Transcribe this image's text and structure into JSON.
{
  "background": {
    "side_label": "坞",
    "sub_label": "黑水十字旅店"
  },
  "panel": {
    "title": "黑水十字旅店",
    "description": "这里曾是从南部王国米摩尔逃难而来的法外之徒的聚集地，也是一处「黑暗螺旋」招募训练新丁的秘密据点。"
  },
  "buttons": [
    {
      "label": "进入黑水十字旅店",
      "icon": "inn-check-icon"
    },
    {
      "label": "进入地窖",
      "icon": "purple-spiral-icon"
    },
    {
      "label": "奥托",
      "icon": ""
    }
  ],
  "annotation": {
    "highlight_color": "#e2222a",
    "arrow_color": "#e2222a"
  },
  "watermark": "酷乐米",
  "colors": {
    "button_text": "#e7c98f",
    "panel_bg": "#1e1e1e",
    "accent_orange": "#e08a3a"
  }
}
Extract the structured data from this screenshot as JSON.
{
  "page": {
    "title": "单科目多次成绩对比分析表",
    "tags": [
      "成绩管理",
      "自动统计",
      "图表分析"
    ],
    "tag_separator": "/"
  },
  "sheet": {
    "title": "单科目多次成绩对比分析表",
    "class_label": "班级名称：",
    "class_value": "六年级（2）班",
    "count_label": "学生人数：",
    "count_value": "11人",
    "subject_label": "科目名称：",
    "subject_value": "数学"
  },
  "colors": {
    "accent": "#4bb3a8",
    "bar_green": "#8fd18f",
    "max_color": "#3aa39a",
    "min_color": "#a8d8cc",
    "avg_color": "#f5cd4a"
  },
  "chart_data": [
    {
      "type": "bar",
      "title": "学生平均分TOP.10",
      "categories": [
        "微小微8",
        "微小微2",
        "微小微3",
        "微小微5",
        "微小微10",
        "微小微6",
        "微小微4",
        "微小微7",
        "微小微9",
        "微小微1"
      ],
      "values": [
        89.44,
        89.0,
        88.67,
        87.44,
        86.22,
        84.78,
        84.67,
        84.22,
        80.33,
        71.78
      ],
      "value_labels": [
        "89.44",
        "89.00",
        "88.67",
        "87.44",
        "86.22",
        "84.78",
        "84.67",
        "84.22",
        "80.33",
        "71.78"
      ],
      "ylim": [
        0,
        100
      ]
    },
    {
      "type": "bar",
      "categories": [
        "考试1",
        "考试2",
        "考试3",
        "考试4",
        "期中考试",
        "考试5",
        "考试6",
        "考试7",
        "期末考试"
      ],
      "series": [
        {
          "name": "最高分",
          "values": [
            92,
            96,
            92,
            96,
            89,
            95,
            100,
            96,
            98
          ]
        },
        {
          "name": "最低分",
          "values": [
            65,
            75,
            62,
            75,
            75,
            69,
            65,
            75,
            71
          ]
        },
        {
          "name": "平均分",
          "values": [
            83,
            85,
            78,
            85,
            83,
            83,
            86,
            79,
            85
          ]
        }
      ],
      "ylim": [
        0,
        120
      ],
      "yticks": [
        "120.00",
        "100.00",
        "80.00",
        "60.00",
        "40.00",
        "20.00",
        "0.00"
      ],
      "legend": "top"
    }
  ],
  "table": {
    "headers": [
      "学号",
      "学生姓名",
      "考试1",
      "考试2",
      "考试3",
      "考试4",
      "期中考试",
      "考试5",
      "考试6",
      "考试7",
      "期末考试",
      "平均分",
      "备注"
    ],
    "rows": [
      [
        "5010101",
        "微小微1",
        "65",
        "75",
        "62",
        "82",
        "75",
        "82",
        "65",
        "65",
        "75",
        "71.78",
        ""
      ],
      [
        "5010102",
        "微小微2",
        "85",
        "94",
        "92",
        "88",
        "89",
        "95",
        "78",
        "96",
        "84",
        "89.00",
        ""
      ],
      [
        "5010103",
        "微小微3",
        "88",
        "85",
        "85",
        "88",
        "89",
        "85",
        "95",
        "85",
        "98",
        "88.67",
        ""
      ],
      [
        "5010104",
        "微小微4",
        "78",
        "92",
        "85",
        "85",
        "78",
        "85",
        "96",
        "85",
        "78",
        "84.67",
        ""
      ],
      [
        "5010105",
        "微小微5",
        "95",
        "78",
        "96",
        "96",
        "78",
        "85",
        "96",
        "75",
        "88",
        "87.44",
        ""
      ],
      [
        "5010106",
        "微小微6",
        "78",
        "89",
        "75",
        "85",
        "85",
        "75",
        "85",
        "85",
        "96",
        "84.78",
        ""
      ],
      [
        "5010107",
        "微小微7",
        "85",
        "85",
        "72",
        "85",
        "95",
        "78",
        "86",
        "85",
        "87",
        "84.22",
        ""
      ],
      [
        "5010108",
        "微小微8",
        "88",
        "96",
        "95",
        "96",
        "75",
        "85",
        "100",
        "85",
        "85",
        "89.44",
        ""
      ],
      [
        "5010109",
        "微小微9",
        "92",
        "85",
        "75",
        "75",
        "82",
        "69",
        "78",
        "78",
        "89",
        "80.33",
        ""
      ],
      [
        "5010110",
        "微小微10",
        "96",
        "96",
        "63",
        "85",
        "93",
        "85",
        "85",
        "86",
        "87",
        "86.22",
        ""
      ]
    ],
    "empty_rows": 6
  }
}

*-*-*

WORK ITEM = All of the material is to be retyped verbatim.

YOUR RESPONSE =
Transcribe this image's text and structure into JSON.
{
  "background": {
    "side_label": "坞",
    "sub_label": "黑水十字旅店"
  },
  "panel": {
    "title": "黑水十字旅店",
    "description": "这里曾是从南部王国米摩尔逃难而来的法外之徒的聚集地，也是一处「黑暗螺旋」招募训练新丁的秘密据点。"
  },
  "buttons": [
    {
      "label": "进入黑水十字旅店",
      "icon": "inn-check-icon"
    },
    {
      "label": "进入地窖",
      "icon": "purple-spiral-icon"
    },
    {
      "label": "奥托",
      "icon": ""
    }
  ],
  "annotation": {
    "highlight_color": "#e2222a",
    "arrow_color": "#e2222a"
  },
  "watermark": "酷乐米",
  "colors": {
    "button_text": "#e7c98f",
    "panel_bg": "#1e1e1e",
    "accent_orange": "#e08a3a"
  }
}
Extract the structured data from this screenshot as JSON.
{
  "page": {
    "title": "单科目多次成绩对比分析表",
    "tags": [
      "成绩管理",
      "自动统计",
      "图表分析"
    ],
    "tag_separator": "/"
  },
  "sheet": {
    "title": "单科目多次成绩对比分析表",
    "class_label": "班级名称：",
    "class_value": "六年级（2）班",
    "count_label": "学生人数：",
    "count_value": "11人",
    "subject_label": "科目名称：",
    "subject_value": "数学"
  },
  "colors": {
    "accent": "#4bb3a8",
    "bar_green": "#8fd18f",
    "max_color": "#3aa39a",
    "min_color": "#a8d8cc",
    "avg_color": "#f5cd4a"
  },
  "chart_data": [
    {
      "type": "bar",
      "title": "学生平均分TOP.10",
      "categories": [
        "微小微8",
        "微小微2",
        "微小微3",
        "微小微5",
        "微小微10",
        "微小微6",
        "微小微4",
        "微小微7",
        "微小微9",
        "微小微1"
      ],
      "values": [
        89.44,
        89.0,
        88.67,
        87.44,
        86.22,
        84.78,
        84.67,
        84.22,
        80.33,
        71.78
      ],
      "value_labels": [
        "89.44",
        "89.00",
        "88.67",
        "87.44",
        "86.22",
        "84.78",
        "84.67",
        "84.22",
        "80.33",
        "71.78"
      ],
      "ylim": [
        0,
        100
      ]
    },
    {
      "type": "bar",
      "categories": [
        "考试1",
        "考试2",
        "考试3",
        "考试4",
        "期中考试",
        "考试5",
        "考试6",
        "考试7",
        "期末考试"
      ],
      "series": [
        {
          "name": "最高分",
          "values": [
            92,
            96,
            92,
            96,
            89,
            95,
            100,
            96,
            98
          ]
        },
        {
          "name": "最低分",
          "values": [
            65,
            75,
            62,
            75,
            75,
            69,
            65,
            75,
            71
          ]
        },
        {
          "name": "平均分",
          "values": [
            83,
            85,
            78,
            85,
            83,
            83,
            86,
            79,
            85
          ]
        }
      ],
      "ylim": [
        0,
        120
      ],
      "yticks": [
        "120.00",
        "100.00",
        "80.00",
        "60.00",
        "40.00",
        "20.00",
        "0.00"
      ],
      "legend": "top"
    }
  ],
  "table": {
    "headers": [
      "学号",
      "学生姓名",
      "考试1",
      "考试2",
      "考试3",
      "考试4",
      "期中考试",
      "考试5",
      "考试6",
      "考试7",
      "期末考试",
      "平均分",
      "备注"
    ],
    "rows": [
      [
        "5010101",
        "微小微1",
        "65",
        "75",
        "62",
        "82",
        "75",
        "82",
        "65",
        "65",
        "75",
        "71.78",
        ""
      ],
      [
        "5010102",
        "微小微2",
        "85",
        "94",
        "92",
        "88",
        "89",
        "95",
        "78",
        "96",
        "84",
        "89.00",
        ""
      ],
      [
        "5010103",
        "微小微3",
        "88",
        "85",
        "85",
        "88",
        "89",
        "85",
        "95",
        "85",
        "98",
        "88.67",
        ""
      ],
      [
        "5010104",
        "微小微4",
        "78",
        "92",
        "85",
        "85",
        "78",
        "85",
        "96",
        "85",
        "78",
        "84.67",
        ""
      ],
      [
        "5010105",
        "微小微5",
        "95",
        "78",
        "96",
        "96",
        "78",
        "85",
        "96",
        "75",
        "88",
        "87.44",
        ""
      ],
      [
        "5010106",
        "微小微6",
        "78",
        "89",
        "75",
        "85",
        "85",
        "75",
        "85",
        "85",
        "96",
        "84.78",
        ""
      ],
      [
        "5010107",
        "微小微7",
        "85",
        "85",
        "72",
        "85",
        "95",
        "78",
        "86",
        "85",
        "87",
        "84.22",
        ""
      ],
      [
        "5010108",
        "微小微8",
        "88",
        "96",
        "95",
        "96",
        "75",
        "85",
        "100",
        "85",
        "85",
        "89.44",
        ""
      ],
      [
        "5010109",
        "微小微9",
        "92",
        "85",
        "75",
        "75",
        "82",
        "69",
        "78",
        "78",
        "89",
        "80.33",
        ""
      ],
      [
        "5010110",
        "微小微10",
        "96",
        "96",
        "63",
        "85",
        "93",
        "85",
        "85",
        "86",
        "87",
        "86.22",
        ""
      ]
    ],
    "empty_rows": 6
  }
}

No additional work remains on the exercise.